Drinks approximately 2000ml of water. Stable intake out put ratio. Serum electrolyte values are with in normal limit. No signs of acidosis or alkalosis. Blood glucose elevated. Neurological function:
He is conscious and oriented.
He is anxious about the disease condition.
Like to go home as early as possible.
Showing signs of stress.
Touch and pain sensation decreased in lower extremity. Thinking and memory is intact.
He is on insulin. No signs and symptoms of endocrine disorders, except elevated blood sugar value. No enlarged glands.
SELF CONCEPT MODE
He is anxious about changes in body image, but accepting treatment and coping with the situation. He deprived of sexual activity after amputation.
Belongs to a Nuclear family. 5 members. Stays along with wife and three children. Good relationship with the neighbours. Good interaction with the friends. Moderately active in local social activities

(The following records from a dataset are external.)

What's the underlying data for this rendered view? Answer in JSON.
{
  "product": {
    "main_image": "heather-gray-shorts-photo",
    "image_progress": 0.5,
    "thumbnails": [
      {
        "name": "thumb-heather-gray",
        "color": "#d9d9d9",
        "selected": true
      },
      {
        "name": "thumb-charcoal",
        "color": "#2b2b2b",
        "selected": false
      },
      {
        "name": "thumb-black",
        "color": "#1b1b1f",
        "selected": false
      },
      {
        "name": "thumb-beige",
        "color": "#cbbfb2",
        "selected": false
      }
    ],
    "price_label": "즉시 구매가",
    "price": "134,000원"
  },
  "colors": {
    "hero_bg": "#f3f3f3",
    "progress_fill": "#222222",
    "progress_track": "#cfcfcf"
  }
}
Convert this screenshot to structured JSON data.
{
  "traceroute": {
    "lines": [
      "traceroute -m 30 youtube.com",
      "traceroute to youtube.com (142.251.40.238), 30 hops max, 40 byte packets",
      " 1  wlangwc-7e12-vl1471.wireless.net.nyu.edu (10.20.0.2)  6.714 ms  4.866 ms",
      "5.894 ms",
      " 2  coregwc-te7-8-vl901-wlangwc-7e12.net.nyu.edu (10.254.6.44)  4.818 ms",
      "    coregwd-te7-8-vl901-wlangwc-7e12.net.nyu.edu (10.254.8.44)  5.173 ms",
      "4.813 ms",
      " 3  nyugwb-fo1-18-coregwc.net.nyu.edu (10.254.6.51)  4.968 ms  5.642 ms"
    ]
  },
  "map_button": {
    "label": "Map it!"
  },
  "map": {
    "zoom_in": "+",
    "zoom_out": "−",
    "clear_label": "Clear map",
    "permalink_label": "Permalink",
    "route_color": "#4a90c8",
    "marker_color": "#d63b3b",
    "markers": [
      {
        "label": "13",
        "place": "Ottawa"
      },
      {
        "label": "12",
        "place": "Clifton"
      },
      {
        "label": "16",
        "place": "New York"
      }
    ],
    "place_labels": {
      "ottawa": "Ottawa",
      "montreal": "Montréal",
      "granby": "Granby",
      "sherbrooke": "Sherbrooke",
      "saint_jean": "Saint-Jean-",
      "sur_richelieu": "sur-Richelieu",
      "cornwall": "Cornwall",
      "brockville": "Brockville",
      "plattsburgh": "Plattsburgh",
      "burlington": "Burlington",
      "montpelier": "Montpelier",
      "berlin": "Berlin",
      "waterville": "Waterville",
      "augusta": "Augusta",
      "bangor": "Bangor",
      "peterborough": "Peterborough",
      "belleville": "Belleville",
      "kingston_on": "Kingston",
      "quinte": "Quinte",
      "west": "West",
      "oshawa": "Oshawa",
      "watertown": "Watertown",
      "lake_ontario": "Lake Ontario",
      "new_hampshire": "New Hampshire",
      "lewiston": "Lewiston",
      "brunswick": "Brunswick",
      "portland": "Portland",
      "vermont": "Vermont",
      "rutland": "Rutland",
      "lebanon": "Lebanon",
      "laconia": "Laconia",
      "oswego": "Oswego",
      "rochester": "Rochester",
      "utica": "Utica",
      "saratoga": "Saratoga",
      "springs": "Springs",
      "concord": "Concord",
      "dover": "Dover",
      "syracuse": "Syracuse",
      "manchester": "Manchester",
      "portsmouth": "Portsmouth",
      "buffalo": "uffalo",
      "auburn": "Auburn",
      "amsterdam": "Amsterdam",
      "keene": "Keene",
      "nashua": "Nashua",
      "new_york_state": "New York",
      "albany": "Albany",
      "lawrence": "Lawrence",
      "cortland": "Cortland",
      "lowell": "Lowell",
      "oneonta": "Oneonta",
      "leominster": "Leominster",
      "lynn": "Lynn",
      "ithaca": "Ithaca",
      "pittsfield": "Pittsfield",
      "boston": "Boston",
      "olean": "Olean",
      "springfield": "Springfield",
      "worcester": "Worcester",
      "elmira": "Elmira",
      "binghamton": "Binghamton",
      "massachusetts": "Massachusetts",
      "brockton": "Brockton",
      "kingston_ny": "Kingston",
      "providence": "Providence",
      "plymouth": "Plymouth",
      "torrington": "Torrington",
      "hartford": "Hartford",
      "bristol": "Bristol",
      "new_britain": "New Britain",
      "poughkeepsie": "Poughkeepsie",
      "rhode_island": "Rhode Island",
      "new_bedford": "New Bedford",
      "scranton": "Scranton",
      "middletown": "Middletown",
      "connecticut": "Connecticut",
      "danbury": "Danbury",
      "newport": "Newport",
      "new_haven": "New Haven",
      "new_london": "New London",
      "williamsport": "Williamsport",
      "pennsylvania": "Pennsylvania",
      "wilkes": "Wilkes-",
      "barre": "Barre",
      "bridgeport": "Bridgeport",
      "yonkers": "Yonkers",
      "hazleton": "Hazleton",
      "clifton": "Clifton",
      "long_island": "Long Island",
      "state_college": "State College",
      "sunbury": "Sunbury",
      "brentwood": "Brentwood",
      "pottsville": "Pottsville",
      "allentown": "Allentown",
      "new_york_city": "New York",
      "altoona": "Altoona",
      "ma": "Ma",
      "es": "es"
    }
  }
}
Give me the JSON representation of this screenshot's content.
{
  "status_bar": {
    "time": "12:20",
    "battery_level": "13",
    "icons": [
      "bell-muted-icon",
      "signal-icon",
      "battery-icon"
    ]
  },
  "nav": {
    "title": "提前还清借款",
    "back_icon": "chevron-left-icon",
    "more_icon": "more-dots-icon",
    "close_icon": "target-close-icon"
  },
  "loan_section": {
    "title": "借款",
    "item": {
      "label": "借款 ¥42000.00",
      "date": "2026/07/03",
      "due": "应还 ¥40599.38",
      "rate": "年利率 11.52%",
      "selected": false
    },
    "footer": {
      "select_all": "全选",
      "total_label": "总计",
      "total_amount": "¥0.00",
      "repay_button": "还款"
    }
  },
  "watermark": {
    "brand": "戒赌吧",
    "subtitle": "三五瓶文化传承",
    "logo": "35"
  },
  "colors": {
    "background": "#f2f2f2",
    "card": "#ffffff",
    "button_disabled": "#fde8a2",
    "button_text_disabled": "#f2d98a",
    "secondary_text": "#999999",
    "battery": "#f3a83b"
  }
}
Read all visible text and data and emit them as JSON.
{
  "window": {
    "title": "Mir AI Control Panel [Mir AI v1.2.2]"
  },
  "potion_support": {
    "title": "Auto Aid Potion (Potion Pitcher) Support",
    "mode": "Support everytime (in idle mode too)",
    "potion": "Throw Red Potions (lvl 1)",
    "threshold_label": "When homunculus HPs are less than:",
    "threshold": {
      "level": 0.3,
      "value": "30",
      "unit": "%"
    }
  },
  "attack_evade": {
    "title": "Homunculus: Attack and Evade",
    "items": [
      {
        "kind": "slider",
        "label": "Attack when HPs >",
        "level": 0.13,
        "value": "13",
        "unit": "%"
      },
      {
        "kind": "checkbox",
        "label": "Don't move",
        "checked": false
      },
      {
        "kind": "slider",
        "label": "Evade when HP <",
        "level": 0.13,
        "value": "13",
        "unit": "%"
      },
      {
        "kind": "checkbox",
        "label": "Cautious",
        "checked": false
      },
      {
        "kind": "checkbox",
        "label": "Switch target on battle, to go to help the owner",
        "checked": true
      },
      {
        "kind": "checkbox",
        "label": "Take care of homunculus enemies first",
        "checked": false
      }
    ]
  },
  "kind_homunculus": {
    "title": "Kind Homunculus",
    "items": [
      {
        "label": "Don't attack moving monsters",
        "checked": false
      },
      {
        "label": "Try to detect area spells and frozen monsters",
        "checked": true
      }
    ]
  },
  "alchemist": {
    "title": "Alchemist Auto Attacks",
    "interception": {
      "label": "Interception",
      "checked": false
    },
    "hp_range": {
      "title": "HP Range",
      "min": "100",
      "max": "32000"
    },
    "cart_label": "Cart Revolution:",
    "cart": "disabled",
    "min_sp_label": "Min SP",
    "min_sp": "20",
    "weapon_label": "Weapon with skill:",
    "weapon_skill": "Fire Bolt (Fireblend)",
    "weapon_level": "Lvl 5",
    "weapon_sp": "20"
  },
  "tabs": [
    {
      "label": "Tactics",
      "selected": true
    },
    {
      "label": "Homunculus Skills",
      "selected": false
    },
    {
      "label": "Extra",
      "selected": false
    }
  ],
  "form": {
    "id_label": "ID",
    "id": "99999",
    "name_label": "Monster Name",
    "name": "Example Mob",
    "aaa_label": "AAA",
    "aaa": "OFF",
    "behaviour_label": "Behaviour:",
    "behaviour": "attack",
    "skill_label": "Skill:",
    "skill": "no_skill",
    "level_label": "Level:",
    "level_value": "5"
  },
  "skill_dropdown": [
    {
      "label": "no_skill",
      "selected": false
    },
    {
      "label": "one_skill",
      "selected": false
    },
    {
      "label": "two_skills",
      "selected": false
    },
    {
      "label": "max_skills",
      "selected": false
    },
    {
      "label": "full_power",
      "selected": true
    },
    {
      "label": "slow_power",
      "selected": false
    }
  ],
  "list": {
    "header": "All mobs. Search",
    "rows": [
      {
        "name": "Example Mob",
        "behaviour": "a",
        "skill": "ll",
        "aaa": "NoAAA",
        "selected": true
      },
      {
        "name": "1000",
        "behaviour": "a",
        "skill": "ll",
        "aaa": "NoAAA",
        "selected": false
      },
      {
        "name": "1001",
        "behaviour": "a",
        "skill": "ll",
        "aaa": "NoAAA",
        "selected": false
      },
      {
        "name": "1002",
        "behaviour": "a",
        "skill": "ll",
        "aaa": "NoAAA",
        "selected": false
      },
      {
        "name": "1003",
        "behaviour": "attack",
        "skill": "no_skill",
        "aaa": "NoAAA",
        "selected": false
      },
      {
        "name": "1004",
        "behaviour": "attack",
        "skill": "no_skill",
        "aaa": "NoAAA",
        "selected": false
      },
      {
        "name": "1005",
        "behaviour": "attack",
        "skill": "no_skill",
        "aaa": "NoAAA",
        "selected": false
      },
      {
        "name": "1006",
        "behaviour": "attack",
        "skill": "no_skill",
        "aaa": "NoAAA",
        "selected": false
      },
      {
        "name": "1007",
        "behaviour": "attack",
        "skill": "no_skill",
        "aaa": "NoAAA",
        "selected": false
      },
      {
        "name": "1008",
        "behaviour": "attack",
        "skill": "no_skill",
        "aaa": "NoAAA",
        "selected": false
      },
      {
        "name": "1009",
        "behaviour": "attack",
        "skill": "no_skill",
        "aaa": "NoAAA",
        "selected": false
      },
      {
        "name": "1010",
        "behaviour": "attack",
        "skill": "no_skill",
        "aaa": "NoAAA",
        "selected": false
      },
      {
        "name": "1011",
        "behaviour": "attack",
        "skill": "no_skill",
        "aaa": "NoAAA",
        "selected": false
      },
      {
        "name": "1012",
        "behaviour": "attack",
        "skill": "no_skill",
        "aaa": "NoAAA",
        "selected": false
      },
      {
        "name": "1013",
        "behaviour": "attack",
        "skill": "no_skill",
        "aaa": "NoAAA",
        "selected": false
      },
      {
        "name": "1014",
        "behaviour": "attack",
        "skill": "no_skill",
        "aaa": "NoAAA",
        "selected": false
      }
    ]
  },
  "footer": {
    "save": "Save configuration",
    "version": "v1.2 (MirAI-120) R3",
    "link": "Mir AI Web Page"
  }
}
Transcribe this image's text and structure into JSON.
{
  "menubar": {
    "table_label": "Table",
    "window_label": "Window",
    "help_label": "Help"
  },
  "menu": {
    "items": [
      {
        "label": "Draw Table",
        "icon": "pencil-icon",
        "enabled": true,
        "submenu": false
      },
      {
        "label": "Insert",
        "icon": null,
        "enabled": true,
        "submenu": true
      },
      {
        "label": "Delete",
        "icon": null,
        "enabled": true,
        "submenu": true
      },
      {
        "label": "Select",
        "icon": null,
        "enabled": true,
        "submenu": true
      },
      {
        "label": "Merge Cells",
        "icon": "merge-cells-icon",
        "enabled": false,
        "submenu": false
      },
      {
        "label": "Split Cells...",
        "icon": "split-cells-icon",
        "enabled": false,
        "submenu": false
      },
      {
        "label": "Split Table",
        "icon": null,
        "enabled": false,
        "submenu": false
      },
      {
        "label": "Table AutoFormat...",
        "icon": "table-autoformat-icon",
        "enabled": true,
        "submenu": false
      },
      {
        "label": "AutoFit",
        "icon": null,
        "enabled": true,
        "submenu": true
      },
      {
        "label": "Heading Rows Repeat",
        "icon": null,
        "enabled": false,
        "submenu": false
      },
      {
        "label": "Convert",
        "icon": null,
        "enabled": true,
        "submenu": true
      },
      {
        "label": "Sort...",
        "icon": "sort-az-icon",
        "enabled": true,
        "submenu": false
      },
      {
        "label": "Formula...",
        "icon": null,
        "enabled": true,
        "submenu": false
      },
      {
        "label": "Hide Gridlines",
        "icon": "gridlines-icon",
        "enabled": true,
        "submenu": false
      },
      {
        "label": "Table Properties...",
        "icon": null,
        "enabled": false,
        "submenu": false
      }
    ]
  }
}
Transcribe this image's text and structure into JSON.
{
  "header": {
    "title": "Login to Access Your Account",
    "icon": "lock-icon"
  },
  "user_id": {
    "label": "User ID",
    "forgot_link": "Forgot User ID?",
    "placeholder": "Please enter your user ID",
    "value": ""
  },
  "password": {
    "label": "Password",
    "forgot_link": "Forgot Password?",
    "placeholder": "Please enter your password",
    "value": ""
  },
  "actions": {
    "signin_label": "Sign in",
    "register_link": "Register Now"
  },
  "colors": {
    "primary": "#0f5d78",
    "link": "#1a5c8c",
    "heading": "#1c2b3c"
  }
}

Self esteem disturbed because of financial burden and hospitalization. He believes in god and worshiping Hindu culture.
ROLE PERFORMANCE MODE:
He was the earning member in the family. His role shift is not compensated. His son doesn'tt have any work. His role clarity is not achieved.
He has good relationship with the neighbors. Good interaction with the friends relatives. But he believes, no one is capable of helping him at this moment. He says all are under financial constrains. He was moderately active in local social activities
SECOND LEVEL ASSESSMENT
Non-healing wound after amputation of great and second toe of left leg- 4 week. A wound first found on the junction between first and second toe-4 month back. The wound was non-healing and gradually increased in size with pus collected over the area.
He first consulted in a local (---) hospital. From there, they referred to ---- medical college; where he was admitted for 1 month and 4 days. During hospital stay great and second toe amputated. But surgical wound turned to non- healing with pus and black colour. So the physician suggested for below knee amputation. That made them to come to ---Hospital, ---. He underwent a plastic surgery 3 week before.
Known case DM for past 10 years. Was on oral hypoglycemic agent for initial 2 years, but switched to insulin and using it for 8 years now. Not wearing foot wear in house and premises. RESIDUAL STIMULI:
He had TB attack 10 year back, and took complete course of treatment. Previously, he admitted in --Hospital for leg pain about 4 year back. . Mothers brother had DM. Mother had history of PTB. He is a graduate in humanities, no special knowledge on health matters.
Mr.NR who was suffering with diabetes mellitus for past 10 years. Diabetic foot ulcer and recent amputation made his life more stressful. Nursing care of this patient based on Roy's adaptation model provided had a dramatic change in his condition. Wound started healing and he planned to discharge on 25th april. He studied how to use crutches and mobilized at least twice in a day. Patients anxiety reduced to a great extends by proper explanation and reassurance. He gained good knowledge on various aspect of diabetic foot ulcer for the future self care activities. Usefulness of Adaptation Model Scientific knowledge for practice Clinical assessment and intervention Research variables To guide nursing practice To organize nursing education Curricular frame work for various nursing colleges
Characteristics of the theory interrelated logical in nature relatively simple yet generalizable can be the basis for the hypotheses that can be tested contribute to and assist in increasing the general body of knowledge of a discipline can be utilized by the practitioners to guide and improve their practice consistent with other validated theories, laws and principles Testable